'Unfortunately, [Lauretta Vinciarelli's] erasure is not surprising at all considering the entrenched sexism of the discipline of architecture (and art, for that matter). But it certainly is surprising considering that Judd and Vinciarelli were together for roughly a decade, not only as a romantic pair but as a professional pair, and even talked about starting an architectural firm together – and this was even published in Architectural Digest – and yet she remained absent from the Judd literature for so long. As I explain in my book, this is due to a number of factors, but I think it’s important to remember that Lauretta, like Denise Scott Brown, like Ray Eames, and like so many others, in many ways suffered from the "Star System in Architecture" that Scott Brown identified decades ago, which privileges a singular figure (usually male) over the beautiful complexity that is collaborative work.'
Indeed, this narrative is combatted by Expanding Field of Architecture by Marcia Feuerstein, Jodi La Coe and Paola Zellner Bassett – a book which documents outstanding projects from forty leading women architects/women-led practices across the globe.
Confronting Contemporary Issues:
We are so heartened by the response to recent titles addressing key contemporary issues facing women artists: in particular, Hettie Judah's volume for the Hot Topics in the Art World series: How Not to Exclude Artist Mothers (and other parents). This book brings the question of women's place in the art world right up to the present, arguing that a paradigm shift is needed within the art world to take account of the needs of artist mothers (and other parents).

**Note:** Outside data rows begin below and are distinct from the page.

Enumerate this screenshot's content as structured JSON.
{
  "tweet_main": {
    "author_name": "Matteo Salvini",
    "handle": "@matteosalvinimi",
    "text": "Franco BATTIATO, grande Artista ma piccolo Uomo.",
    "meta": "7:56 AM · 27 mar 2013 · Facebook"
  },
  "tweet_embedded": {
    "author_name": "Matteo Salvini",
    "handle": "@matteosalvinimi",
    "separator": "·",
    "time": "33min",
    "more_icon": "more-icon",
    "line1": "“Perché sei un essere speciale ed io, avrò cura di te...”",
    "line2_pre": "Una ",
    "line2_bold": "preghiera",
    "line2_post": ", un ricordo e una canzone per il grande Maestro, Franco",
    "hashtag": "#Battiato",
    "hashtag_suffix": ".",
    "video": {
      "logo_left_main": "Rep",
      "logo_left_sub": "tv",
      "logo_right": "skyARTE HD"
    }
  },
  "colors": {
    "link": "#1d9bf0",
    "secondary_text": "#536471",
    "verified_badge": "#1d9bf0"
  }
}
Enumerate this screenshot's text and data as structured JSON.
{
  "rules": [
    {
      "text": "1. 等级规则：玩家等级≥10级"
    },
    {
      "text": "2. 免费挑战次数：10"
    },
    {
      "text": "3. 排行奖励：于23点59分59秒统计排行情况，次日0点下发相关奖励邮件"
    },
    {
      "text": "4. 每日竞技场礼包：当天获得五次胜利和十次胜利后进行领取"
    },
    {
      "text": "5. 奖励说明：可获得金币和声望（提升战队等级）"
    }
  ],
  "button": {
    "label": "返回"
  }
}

Growing Demand for Women Artists:
We are immensely proud that a book on a woman artist – Susan L. Aberth's definitive survey of the life and work of Surrealist artist Leonora Carrington (1917-2011) – has been Lund Humphries' consistent bestseller since its publication in 2004. Author Susan L. Aberth reflects for the Lund Humphries blog:
'It was Carrington’s greatest wish to have a book dedicated to her work in English, so when Lund Humphries gave me the opportunity to publish a monograph on her I flew to Mexico City to ask her permission. That it was a British publisher made her very happy, especially when she saw the quality of their art books, but she had to decide about me still. This took many bottles of Tequila drinking and cigarette smoking into the night, countless conversations not about her art but about feminism, meeting special friends for approval, in particular the artist Alan Glass and countless other tests. I understood this to be my initiation into her world and into her trust, so I felt honoured to be put through such a rigorous vetting. Luckily I passed and spent the next two years flying back and forth from New York City to Mexico City and spent many hours listening to the stories of this fascinating and inspiring human being.' READ MORE
We have only highlighted a handful of our books in this blogpost, and there are many more to discover! Visit our Women in the Arts collection to find more books and use code WHM20 at checkout to apply a special 20% discount until the end of March 2023.
Our March Book of the Month is Artemisia Gentileschi by Sheila Barker:
Barbara Hepworth, Sculpture with Colour and Strings, 1939/61. Image courtesy of The Ingram Collection. Barbara Hepworth © Bowness. Image © John-Paul Bland.
Artemisia Gentileschi, Mary Magdalene in Ecstasy, c. 1623-25, oil on canvas, private European collection.
Greta Magnusson Grossman, Exterior and garden of the Grossman House, 9376 Claircrest Drive, Beverly Hills, 1956–57. Photograph by John Hartley (courtesy of the Greta Magnusson Grossman design records and papers located at R & Company, New York).
Photograph of Leonora Carrington, Norah Horna (Kati Horna’s daughter) and Susan L. Aberth. Courtesy of Susan L. Aberth.